Exercise — Report only how many lines in the listing below contain the string "this".

****

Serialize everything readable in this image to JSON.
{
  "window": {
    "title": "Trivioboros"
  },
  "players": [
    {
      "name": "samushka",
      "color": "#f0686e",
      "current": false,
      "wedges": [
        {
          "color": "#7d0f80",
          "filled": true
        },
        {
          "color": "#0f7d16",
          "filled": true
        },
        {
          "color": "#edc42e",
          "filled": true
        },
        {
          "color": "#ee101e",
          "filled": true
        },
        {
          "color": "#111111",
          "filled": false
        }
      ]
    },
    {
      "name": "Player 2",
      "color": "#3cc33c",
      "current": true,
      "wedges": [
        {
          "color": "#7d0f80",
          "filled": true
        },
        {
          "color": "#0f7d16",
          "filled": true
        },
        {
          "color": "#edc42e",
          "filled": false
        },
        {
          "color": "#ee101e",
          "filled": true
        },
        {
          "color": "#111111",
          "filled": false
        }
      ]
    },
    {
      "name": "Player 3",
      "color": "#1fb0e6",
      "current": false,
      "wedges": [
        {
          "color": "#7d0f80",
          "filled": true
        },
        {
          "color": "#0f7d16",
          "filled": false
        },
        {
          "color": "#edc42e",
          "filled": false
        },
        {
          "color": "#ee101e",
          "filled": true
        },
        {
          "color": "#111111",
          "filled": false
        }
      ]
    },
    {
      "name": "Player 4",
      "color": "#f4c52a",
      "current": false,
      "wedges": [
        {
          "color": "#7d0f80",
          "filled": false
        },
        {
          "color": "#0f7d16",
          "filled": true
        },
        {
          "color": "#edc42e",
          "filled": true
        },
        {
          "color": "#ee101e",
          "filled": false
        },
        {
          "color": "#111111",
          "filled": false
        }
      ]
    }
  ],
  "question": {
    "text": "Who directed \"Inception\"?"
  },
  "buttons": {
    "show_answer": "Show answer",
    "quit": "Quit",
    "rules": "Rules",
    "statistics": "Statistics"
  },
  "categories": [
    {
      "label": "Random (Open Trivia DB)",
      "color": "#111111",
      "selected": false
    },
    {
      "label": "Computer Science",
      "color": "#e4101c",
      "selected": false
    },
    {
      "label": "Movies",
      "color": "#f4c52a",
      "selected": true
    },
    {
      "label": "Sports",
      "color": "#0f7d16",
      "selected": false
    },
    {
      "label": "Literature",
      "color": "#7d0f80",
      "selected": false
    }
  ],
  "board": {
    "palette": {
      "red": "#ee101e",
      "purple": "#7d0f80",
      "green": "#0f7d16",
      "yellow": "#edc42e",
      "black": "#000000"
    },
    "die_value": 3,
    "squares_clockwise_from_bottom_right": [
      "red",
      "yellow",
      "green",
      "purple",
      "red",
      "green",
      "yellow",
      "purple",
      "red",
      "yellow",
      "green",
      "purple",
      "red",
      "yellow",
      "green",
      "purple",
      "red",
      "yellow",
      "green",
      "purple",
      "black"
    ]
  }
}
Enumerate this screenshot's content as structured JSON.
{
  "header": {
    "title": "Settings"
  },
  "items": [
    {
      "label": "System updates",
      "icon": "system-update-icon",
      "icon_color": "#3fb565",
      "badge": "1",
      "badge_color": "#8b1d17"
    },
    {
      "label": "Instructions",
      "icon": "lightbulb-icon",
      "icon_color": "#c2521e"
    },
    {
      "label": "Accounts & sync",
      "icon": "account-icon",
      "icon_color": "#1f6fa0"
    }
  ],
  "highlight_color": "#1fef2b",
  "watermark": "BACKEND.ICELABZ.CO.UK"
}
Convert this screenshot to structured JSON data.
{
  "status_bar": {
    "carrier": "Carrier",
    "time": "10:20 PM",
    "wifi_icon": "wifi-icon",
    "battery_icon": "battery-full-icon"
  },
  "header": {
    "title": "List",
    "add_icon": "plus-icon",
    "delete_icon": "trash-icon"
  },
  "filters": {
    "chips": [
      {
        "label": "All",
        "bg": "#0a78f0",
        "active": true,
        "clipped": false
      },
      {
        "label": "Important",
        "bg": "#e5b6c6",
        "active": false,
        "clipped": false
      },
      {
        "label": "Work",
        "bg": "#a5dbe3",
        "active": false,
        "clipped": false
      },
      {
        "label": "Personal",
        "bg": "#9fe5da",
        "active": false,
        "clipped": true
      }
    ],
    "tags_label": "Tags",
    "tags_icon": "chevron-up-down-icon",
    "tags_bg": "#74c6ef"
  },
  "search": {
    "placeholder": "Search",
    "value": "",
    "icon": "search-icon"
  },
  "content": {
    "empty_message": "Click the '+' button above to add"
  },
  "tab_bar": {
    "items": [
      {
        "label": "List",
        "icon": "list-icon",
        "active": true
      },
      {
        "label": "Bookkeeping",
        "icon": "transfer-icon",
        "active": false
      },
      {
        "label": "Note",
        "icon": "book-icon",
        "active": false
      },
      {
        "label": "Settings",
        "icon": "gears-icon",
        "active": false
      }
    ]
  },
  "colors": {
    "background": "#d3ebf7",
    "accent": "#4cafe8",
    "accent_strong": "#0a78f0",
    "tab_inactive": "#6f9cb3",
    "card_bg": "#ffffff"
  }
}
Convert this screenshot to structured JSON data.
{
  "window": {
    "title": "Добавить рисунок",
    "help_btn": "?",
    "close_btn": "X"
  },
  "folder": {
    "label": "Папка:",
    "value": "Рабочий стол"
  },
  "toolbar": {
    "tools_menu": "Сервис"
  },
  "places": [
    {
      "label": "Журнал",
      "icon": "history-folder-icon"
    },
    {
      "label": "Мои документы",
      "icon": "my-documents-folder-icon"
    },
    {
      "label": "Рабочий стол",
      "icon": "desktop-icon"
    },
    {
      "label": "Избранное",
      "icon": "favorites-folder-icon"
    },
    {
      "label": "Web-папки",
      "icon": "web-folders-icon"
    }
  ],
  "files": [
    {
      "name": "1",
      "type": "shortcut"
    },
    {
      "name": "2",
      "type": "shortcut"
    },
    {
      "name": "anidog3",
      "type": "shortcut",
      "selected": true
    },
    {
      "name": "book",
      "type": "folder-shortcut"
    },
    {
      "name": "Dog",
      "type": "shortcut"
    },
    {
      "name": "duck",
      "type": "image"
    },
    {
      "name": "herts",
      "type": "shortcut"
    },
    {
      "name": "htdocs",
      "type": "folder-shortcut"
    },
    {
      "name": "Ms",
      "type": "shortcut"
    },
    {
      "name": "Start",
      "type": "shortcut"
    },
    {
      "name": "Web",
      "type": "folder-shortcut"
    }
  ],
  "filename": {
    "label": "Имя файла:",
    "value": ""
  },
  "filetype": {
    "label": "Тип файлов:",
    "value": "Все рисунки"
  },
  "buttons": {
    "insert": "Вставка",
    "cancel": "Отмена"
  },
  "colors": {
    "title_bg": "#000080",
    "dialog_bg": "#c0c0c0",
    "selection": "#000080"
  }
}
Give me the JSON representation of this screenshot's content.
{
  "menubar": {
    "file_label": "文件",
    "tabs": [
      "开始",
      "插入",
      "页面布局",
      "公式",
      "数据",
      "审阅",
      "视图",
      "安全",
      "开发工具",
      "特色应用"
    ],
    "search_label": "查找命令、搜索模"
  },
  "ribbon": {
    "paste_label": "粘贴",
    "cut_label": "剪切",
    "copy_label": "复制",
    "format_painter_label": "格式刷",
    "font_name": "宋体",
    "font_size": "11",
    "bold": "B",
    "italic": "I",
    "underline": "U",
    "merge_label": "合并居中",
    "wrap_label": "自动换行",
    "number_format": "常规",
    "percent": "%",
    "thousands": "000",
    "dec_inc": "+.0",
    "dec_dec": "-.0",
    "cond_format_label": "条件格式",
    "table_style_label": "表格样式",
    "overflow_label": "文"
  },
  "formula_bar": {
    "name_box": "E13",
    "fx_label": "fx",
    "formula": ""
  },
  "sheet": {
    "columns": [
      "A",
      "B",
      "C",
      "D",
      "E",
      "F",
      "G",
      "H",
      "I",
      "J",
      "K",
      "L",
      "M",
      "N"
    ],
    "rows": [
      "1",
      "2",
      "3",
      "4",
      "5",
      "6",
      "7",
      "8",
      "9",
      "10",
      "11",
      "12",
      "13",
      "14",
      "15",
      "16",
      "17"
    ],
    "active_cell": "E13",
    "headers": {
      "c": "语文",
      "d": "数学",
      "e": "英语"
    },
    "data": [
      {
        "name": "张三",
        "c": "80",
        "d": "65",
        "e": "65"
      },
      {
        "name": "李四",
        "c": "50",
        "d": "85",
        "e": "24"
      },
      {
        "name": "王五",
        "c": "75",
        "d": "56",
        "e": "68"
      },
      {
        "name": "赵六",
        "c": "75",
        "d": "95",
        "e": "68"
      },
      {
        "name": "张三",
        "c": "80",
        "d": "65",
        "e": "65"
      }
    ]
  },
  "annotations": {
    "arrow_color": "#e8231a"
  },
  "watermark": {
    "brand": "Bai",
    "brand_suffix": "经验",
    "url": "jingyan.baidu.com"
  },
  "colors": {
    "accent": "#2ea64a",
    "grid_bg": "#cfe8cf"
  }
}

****

Exercise output — 5